Q. Are there any rules of thumb to improve performance across SD-WAN?
Since SD-WAN is built on VPN technology, a good SD-WAN design accounts for all customer locations and the traffic path of user data. This information is vital as latency can significantly impact the user experience. Here’s our rule of thumb at Expereo: Good SD-WAN design is based on the applications being used, and where they are accessed from, optimizing a network for business-specific needs.
Q. What argument would you give for switching to SD-WAN?
You’ve got to consider what the main drivers behind SD-WAN are:
Cost – SD-WAN can be cheaper than MPLS since it gives you the freedom to tailor a network to your needs. Internet access is also typically less expensive than MPLS, and offers significantly more bandwidth on a cost-by-cost basis.
The Cloud – Companies are moving more and more of their business applications to the cloud and have migrated from on-premise to SaaS hosted applications.

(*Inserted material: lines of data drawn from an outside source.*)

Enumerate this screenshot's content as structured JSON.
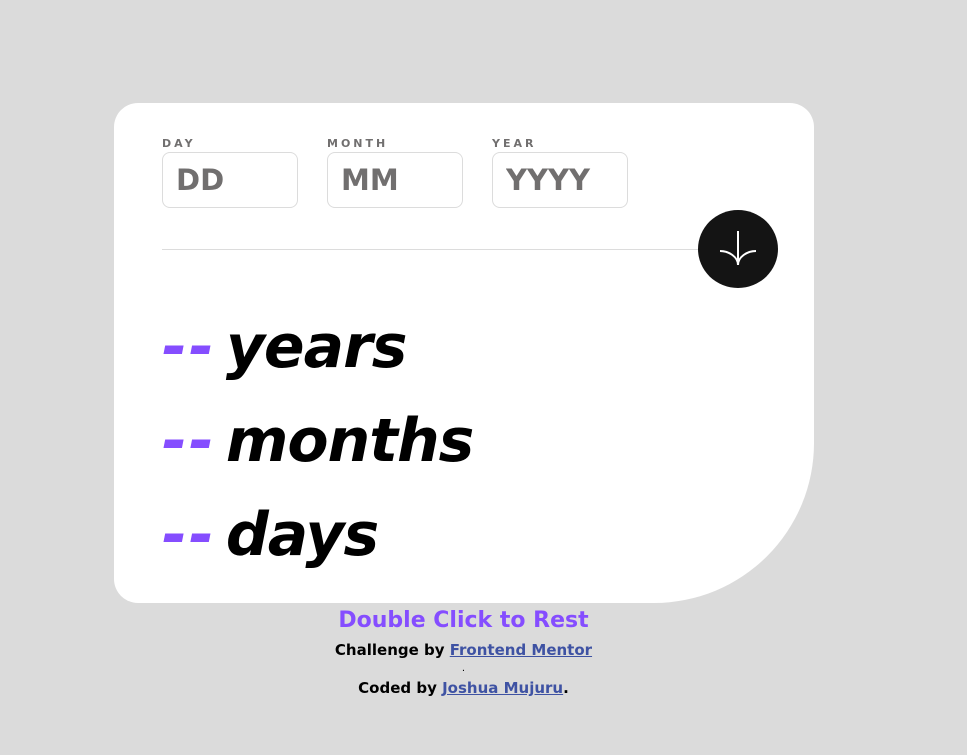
{
  "form": {
    "day": {
      "label": "DAY",
      "placeholder": "DD",
      "value": ""
    },
    "month": {
      "label": "MONTH",
      "placeholder": "MM",
      "value": ""
    },
    "year": {
      "label": "YEAR",
      "placeholder": "YYYY",
      "value": ""
    }
  },
  "submit": {
    "icon": "arrow-down-icon"
  },
  "results": {
    "years": {
      "value": "--",
      "unit": "years"
    },
    "months": {
      "value": "--",
      "unit": "months"
    },
    "days": {
      "value": "--",
      "unit": "days"
    }
  },
  "footer": {
    "hint": "Double Click to Rest",
    "challenge_prefix": "Challenge by ",
    "challenge_link": "Frontend Mentor",
    "separator": ".",
    "coded_prefix": "Coded by ",
    "coded_link": "Joshua Mujuru",
    "coded_suffix": "."
  },
  "colors": {
    "accent": "#854dff",
    "background": "#dbdbdb",
    "card": "#ffffff",
    "button": "#141414",
    "link": "#3e52a3"
  }
}
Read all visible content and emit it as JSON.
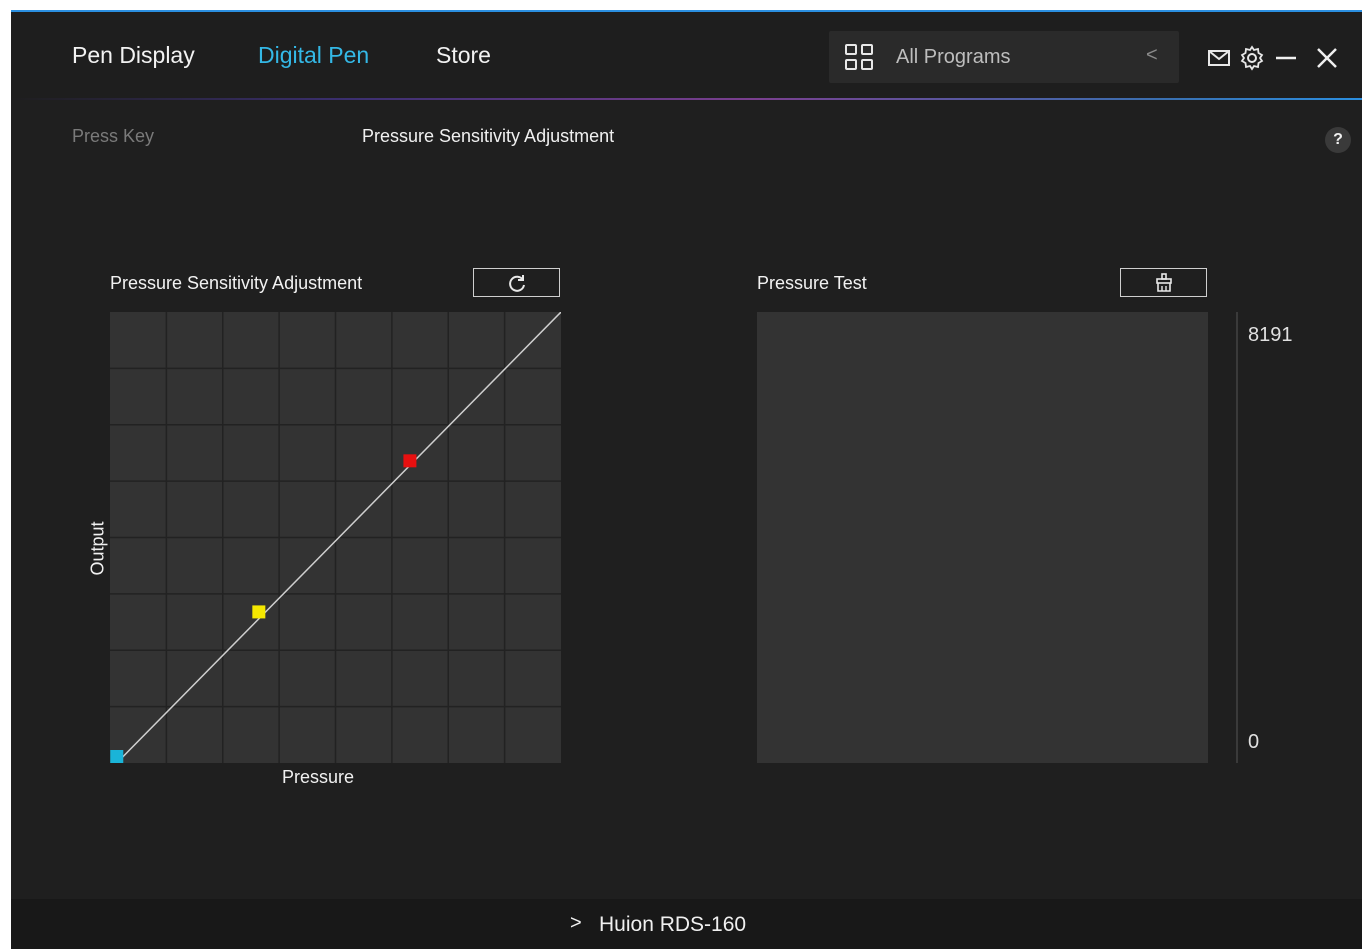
{
  "header": {
    "tabs": [
      {
        "label": "Pen Display",
        "active": false
      },
      {
        "label": "Digital Pen",
        "active": true
      },
      {
        "label": "Store",
        "active": false
      }
    ],
    "program_selector": {
      "label": "All Programs",
      "icon": "grid-icon",
      "arrow": "<"
    },
    "icons": [
      "mail-icon",
      "gear-icon",
      "minimize-icon",
      "close-icon"
    ],
    "accent_color": "#34b8e6"
  },
  "subtabs": {
    "press_key": "Press Key",
    "pressure_sensitivity": "Pressure Sensitivity Adjustment",
    "help": "?"
  },
  "curve_panel": {
    "title": "Pressure Sensitivity Adjustment",
    "reset_icon": "refresh-icon",
    "x_label": "Pressure",
    "y_label": "Output",
    "grid_divisions": 8,
    "control_points": [
      {
        "name": "start",
        "pressure": 0.015,
        "output": 0.0,
        "color": "#1ab4d8"
      },
      {
        "name": "low",
        "pressure": 0.33,
        "output": 0.335,
        "color": "#f5e800"
      },
      {
        "name": "high",
        "pressure": 0.665,
        "output": 0.67,
        "color": "#e81010"
      }
    ]
  },
  "test_panel": {
    "title": "Pressure Test",
    "clear_icon": "brush-clear-icon",
    "max_label": "8191",
    "min_label": "0",
    "current_level": 0
  },
  "footer": {
    "chevron": ">",
    "device": "Huion RDS-160"
  }
}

Even if a company’s infrastructure isn’t based in the cloud, chances are they are using a cloud-based service like Slack or Google Drive.
Flexible Deployment – MPLS relies on a single carrier to manage deployment, which can take time. Internet, on the other hand, can be more readily deployed and more widely available. Since SD-WAN does not rely on the underlay, it can quickly deploy, and scale to the customer’s needs.
Application performance – SD-WAN introduces numerous value-adds that are not available to MPLS. This includes leveraging multiple underlay circuits to maximize circuit usage and performance and establish traffic steering policies for specific application types and SaaS optimized traffic.
Visibility – One of the most powerful features is complete visibility on user traffic. Detailed network performance data, user traffic patterns, sites and applications used are some of the many things visible to customers.